Grabbing the Screen with KSnapshot
Want to take a quick photo of an image on your desktop? KDE has an easy tool to do exactly that.
by Hal Stanton
I'm a KDE user. When I decided to give Linux a try, I felt KDE was the desktop environment most like what I was used to using. Using KDE has not been hard for me, but there are many things I have done over the years that I have to learn again. One of those things is how to do a screen capture. I am beginning to think the hardest part of using Linux is deciding which program to use. There are so many choices.
I needed an easy way to capture screens on my desktop. I looked at various programs and decided to use KSnapshot. KSnapshot is amazingly easy to use and offers all the options I need. Below, I am going to describe how to use it, but knowing KSnapshot is there to be used probably is the most important point of this article.
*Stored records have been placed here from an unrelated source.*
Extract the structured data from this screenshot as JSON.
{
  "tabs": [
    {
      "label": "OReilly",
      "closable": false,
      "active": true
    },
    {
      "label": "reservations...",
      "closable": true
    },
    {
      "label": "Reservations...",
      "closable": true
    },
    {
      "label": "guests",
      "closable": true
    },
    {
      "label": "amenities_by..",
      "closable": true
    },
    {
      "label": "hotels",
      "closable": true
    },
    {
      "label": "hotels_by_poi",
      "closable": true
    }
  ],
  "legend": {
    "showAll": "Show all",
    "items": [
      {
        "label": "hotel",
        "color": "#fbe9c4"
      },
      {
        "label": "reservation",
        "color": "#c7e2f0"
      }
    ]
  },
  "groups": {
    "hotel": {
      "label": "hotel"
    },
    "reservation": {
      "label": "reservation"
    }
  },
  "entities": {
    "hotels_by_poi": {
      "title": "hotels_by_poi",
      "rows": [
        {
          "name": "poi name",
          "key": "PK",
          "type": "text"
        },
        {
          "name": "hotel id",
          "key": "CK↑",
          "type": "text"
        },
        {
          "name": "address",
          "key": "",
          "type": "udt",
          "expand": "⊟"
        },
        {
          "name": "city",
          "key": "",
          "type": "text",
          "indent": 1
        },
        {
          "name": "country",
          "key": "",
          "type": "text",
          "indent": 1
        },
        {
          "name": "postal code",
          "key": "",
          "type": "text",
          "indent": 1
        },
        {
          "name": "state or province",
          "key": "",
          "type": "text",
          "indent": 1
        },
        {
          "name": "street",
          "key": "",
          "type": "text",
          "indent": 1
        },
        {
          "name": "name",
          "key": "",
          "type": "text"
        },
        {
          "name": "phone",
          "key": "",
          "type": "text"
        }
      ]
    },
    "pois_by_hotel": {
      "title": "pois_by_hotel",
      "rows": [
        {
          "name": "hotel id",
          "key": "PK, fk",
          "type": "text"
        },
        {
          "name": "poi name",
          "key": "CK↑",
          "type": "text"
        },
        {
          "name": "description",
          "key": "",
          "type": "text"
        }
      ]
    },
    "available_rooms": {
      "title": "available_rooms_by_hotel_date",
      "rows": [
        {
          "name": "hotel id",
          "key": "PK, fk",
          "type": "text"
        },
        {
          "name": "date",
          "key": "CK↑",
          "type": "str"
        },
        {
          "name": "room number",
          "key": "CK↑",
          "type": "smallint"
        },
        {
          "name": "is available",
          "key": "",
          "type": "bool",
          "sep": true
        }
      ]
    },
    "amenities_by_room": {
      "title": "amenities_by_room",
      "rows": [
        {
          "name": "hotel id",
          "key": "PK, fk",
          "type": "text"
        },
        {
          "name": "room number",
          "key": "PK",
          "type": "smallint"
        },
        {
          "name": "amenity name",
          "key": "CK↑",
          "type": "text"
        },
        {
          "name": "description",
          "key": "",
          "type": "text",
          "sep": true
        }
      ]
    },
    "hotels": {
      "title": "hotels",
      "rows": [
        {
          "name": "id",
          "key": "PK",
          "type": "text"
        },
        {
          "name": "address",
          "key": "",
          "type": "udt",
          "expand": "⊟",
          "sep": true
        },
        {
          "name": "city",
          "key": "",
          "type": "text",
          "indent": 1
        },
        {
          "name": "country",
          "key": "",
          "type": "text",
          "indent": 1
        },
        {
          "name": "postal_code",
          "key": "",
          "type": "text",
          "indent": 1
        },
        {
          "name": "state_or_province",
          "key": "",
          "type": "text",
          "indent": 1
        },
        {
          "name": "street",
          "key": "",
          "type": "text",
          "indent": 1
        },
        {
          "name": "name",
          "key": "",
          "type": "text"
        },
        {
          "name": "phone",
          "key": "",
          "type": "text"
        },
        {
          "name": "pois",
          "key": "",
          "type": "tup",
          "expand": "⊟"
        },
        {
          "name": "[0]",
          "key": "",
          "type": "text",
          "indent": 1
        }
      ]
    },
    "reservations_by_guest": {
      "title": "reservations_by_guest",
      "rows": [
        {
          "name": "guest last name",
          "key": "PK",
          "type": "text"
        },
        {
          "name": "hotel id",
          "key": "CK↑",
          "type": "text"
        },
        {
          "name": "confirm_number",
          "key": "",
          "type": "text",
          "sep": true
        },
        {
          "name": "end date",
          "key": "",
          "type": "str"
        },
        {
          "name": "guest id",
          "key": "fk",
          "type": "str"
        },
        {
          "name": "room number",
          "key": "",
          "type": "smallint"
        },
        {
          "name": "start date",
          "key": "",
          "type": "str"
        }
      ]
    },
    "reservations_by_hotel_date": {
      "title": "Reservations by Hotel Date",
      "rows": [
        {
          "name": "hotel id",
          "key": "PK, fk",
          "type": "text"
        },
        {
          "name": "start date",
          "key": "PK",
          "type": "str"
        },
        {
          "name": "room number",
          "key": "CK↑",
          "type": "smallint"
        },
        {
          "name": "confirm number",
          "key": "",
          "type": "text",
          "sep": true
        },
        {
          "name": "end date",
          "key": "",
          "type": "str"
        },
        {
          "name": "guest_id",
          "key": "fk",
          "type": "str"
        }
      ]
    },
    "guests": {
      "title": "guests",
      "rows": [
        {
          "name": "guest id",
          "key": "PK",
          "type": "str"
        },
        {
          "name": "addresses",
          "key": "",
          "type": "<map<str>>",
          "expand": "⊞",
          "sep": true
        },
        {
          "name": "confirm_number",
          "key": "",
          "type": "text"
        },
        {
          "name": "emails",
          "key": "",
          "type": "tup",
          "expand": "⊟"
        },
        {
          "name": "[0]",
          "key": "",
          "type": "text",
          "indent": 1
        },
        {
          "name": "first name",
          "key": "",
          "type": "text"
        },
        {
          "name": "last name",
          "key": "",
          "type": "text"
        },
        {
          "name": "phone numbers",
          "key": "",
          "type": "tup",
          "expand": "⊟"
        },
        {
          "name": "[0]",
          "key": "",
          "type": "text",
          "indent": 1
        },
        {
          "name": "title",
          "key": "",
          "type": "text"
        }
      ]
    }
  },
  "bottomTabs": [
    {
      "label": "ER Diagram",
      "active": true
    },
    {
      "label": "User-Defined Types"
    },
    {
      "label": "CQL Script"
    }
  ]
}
I found KSnapshot in the Utilities->Desktop menu of KDE. It
also can be started by pressing Alt-F2 to display a run box and entering
ksnapshot in the box. If you come to use KSnapshot a lot,
you can add it as a desktop icon.
When you start KSnapshot, it grabs an image of your whole desktop before it displays itself. If this is what you wanted, then all you have to do is select Print or Save. Many times, though, you want to grab a snapshot of a particular window on the desktop. Doing this is accomplished easily by setting the "Snapshot delay" option to three or four seconds and selecting the "Only grab the window containing the pointer" option. Then, click the New Snapshot button, move the mouse pointer to the window you want to capture and wait until the mouse pointer blinks.
If you elect to save the snapshot, you are offered format choices. Encapsulated PostScript (EPS), JPEG and PNG are the most portable formats among systems. You also are offered two Windows formats, icon and BMP; two X formats, X BitMap Image and X PixMap Image; and a few other options.
When you print or save the snapshot, the dialog boxes are the standard ones that you expect to see in a KDE application. Once you are familiar with these and other standard dialogs, opening a file is another example, KDE applications become very easy to learn.
Hal Stanton was a Windows user for too many years. Now he honestly can say that Linux is a lot more fun.